While I'm thawing out the meat, I cook the vegetables. We eat steamed vegetables with every meal. I usually make them in a steamer basket. I sometimes also use the microwaveable bags made by Bird's Eye. You just put the bag straight in the microwave, cook it for for 3 or 4 minutes, and it's done. No pans to clean! If you have extra time, I would recommend roasting your vegetables. It caramelizes the sugar in them, making them sweeter and less bitter. I always roast a huge pan of them and then we eat them for the next few days. Sprinkle some oil over them and a bit of garlic salt and cook them for 20 minutes at 425. Cut and paste this link to see my favorite recipe for roasted vegetables: http://www.food.com/recipe/oven-roasted-vegetables-south-beach-81585 .
The Rest of the Meal: Fruit
I usually serve sliced fresh fruit for dessert. I buy whatever is in season and on sale for about $.99/lb. If no fruit is in season at the time, I sometimes buy bags of frozen fruit and thaw it out. My family especially loves the frozen mango and frozen pineapple!
Aluminum Foil, Casseroles, and Cooking for 4 Hours

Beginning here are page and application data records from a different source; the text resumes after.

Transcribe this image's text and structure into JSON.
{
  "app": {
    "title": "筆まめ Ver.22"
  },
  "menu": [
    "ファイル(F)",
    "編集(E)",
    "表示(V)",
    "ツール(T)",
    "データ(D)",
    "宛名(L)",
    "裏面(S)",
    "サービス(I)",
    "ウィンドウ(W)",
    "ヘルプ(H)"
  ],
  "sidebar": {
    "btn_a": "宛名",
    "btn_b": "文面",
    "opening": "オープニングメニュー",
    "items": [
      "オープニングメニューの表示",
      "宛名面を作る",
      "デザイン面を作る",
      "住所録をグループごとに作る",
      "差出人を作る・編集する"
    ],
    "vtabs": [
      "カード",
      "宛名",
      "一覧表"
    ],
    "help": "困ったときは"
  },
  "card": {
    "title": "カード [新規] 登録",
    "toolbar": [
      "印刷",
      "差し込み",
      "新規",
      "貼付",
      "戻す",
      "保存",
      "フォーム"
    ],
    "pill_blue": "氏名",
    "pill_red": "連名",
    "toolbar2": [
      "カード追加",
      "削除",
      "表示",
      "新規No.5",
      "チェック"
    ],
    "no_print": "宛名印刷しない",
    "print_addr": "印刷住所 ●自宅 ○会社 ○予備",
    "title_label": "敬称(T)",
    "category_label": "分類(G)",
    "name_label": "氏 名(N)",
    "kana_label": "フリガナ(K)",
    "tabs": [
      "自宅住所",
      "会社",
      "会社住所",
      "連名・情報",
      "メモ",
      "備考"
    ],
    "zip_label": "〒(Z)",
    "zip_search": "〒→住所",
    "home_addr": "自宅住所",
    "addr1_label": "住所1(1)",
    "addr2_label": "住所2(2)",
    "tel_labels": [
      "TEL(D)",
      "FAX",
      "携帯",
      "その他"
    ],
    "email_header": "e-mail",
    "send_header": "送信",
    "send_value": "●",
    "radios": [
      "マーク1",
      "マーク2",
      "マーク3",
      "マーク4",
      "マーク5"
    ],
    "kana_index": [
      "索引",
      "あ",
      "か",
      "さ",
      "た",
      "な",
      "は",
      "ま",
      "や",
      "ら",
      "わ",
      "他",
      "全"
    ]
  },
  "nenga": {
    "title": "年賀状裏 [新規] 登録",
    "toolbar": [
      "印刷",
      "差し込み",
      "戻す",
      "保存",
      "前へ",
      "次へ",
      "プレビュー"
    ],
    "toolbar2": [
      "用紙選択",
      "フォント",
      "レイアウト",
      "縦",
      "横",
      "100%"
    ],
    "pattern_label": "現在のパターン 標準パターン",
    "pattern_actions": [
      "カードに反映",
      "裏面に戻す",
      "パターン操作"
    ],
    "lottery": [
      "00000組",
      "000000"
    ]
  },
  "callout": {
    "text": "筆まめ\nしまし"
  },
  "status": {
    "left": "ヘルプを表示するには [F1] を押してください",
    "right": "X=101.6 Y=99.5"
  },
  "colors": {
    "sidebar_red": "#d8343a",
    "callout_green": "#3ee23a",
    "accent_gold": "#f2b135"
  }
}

Every December I make and freeze at least 20 casseroles, chili, and stews to take up with us for our Christmas family get-together. I put aluminum foil in the casserole dish so that I can later remove the dish. As I make the meals, I place the food into my aluminum-foil lined casserole dish, top it with more aluminium foil, and then use a sharpie marker to write what it is on the top. I freeze it in my regular freezer because it gets colder faster in it. Then I put it in my deep freezer after it's frozen. Aluminum foil does an amazing job at keeping air and ice crystals out of the dish and allowing the casserole to be stored for months. I've pulled out these casseroles a couple months later, and they still taste fine. You can reheat it in the casserole dish or on a baking sheet. If you thaw it out in the refrigerator the night before, you'll cook it at 350F for about 20 minutes. If you're reheating from the frozen state, you'll cook it at 350F for about 45-60 minutes. Just be sure to leave the foil on the top so that the casserole doesn't dry out.
My Method Summed Up
Find dishes that your family will eat. Make double, triple, or quadruple the dish when you prepare it. Freeze the extras.
My Favorite Meal Planning Blogs
A Year of Slow Cooker Cooking includes all the recipes a mom used as she cooked using a slow cooker every single day of the year. Many of her recipes she makes using meat that hasn't even been thawed, which is perfect for people like me who frequently fail to defrost meats the night before. All her recipes are gluten-free! As an added bonus, she's honest and frequently hilarious in her reviews of each recipe that she makes.
Make 40 Crockpot meals in 4 Hours includes all the recipes and ingredients that one mom used as she prepared more than a month's worth of meals in 4 hours!
OAMC Topic Thread offers free schedules of various people's OAMC cooking. They provide ingredients lists, recipes, and the order in which they made each dish.
This Week for Dinner includes a weekly menu for a busy family. Recipes are included.
50+ Menus & Recipes provides more than 50 free weekly menus to follow. Each weekly menu includes a shopping list and recipes.
Watch Other Families Make Fast or Prepare-Ahead Meals
© 2012 Shannon